Referenced by
Citing PatentFiling datePublication dateApplicantTitle
US3935369 *Nov 2, 1973Jan 27, 1976Western Electric Company, Inc.Methods of manufacturing an insulated conductor and product produced thereby
US4018962 *Apr 9, 1975Apr 19, 1977Pedlow J WatsonArc and fireproofing tape
US4038447 *Feb 5, 1976Jul 26, 1977Brock Wayne CFlame resistant insulation blanket
US4158966 *Jul 27, 1977Jun 26, 1979Paul BeckmanCase hardened thermometer
US4310597 *Sep 12, 1979Jan 12, 1982Northern Telecom LimitedLow voltage electrical wire
US4483808 *Nov 18, 1983Nov 20, 1984At&T Technologies, Inc.Plasticized polyvinyl chloride and cross linked polyvinyl chloride-multilayer
US4670494 *Jul 30, 1985Jun 2, 1987Gary Chemical Corp.Blend with chlorinated polyvinyl chloride, molybdenum, alumina and isodecyl diphenyl phosphate/
US4722816 *May 21, 1986Feb 2, 1988Shin-Etsu Chemical Co., Ltd.Having filler surface treated with epoxy compound; plasma treated
US4869959 *May 14, 1981Sep 26, 1989Northern Telecom LimitedMultilayer interior is noncrosslinked polyvinyl chloride, exterior is radiation crosslinked polyvinyl chloride

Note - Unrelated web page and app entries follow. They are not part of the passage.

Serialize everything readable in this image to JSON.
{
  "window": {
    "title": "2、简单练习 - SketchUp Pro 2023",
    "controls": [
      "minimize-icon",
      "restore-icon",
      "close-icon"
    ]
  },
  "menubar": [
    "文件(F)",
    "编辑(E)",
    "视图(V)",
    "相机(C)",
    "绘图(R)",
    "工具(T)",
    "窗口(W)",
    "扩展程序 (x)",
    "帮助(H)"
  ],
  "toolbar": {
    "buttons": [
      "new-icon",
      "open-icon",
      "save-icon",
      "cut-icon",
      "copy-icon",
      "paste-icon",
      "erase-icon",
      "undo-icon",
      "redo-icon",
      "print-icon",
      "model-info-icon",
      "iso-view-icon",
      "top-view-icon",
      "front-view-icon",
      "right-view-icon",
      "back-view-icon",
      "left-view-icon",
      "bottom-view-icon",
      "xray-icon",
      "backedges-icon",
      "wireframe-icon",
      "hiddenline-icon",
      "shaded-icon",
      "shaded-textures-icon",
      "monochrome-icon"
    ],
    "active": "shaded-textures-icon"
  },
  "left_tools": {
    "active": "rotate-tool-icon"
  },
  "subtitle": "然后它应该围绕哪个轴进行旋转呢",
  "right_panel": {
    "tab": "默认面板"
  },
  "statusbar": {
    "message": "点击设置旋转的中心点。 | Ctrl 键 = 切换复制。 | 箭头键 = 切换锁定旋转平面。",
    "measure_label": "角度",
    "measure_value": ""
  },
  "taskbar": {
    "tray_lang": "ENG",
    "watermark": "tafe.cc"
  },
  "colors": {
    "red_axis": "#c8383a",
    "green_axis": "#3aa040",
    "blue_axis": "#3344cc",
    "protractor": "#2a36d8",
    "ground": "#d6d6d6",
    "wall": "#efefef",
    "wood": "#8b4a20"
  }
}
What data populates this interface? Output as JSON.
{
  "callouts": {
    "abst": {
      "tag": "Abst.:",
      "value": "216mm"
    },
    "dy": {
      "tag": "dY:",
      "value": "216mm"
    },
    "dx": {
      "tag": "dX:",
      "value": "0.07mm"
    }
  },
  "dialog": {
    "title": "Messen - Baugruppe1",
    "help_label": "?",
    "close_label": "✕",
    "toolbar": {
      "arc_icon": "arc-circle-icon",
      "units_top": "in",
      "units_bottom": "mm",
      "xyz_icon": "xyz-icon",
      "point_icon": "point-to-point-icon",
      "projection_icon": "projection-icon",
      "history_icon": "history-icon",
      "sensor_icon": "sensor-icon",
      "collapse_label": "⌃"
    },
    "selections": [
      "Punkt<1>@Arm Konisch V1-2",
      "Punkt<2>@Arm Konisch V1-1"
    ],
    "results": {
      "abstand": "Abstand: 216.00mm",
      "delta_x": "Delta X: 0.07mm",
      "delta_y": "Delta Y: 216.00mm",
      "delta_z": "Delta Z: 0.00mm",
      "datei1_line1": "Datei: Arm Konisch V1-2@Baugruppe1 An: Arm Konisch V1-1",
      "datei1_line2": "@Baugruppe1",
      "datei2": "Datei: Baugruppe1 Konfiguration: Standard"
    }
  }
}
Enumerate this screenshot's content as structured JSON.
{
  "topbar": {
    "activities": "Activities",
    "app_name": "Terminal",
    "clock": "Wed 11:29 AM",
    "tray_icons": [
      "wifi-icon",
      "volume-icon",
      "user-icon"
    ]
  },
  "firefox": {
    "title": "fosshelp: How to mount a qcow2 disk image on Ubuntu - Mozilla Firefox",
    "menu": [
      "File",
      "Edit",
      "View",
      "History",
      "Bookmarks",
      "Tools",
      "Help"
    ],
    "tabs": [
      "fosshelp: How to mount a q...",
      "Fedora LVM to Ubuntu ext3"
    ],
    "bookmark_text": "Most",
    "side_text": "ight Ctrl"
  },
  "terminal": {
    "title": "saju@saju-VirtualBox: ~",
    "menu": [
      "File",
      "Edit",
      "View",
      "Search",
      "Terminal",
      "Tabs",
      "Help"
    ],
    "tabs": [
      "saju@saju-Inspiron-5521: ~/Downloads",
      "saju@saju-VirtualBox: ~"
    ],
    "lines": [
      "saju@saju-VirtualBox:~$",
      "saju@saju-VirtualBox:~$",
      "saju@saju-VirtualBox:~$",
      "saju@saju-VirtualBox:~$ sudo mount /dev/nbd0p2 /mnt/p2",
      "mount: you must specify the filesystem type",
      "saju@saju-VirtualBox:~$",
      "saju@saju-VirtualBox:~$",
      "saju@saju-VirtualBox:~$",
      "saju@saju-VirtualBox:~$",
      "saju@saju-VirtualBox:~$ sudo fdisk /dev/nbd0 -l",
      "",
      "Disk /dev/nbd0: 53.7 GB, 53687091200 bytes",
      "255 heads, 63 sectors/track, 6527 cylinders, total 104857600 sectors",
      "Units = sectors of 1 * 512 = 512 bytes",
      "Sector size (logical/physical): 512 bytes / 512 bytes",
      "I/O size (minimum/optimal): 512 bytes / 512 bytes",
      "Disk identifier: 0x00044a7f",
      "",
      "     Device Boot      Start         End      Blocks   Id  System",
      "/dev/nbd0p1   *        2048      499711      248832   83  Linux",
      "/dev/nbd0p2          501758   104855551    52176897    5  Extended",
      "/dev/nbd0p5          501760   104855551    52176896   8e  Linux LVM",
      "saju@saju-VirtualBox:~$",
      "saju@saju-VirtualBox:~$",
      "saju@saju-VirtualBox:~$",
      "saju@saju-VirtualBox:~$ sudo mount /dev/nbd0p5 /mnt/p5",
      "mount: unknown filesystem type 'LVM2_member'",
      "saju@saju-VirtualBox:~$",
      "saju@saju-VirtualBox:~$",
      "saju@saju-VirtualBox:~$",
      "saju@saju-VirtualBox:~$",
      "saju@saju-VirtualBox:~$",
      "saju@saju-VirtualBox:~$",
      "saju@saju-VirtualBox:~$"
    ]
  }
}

US4892683 *May 20, 1988Jan 9, 1990Gary Chemical CorporationFlame retardant low smoke poly(vinyl chloride) thermoplastic compositions
EP0915485A1 *Sep 8, 1998May 12, 1999Servicios Condumex S.A. De C.V.Heavy metal free polyvinyl chloride compound formulation for insulating thin wall automotive primary cable
Classifications
U.S. Classification428/379, 264/470, 427/117, 264/473, 427/501, 174/110.00V, 428/462, 264/171.14, 428/921
International ClassificationC08K5/10, H01B3/44, C08J3/28, H01B7/02, C08L1/00, H01B7/00, C08L27/00, H01B3/30, H01B7/29, H01B13/14
Cooperative ClassificationY10S428/921, H01B3/308, H01B3/443
European ClassificationH01B3/30F, H01B3/44D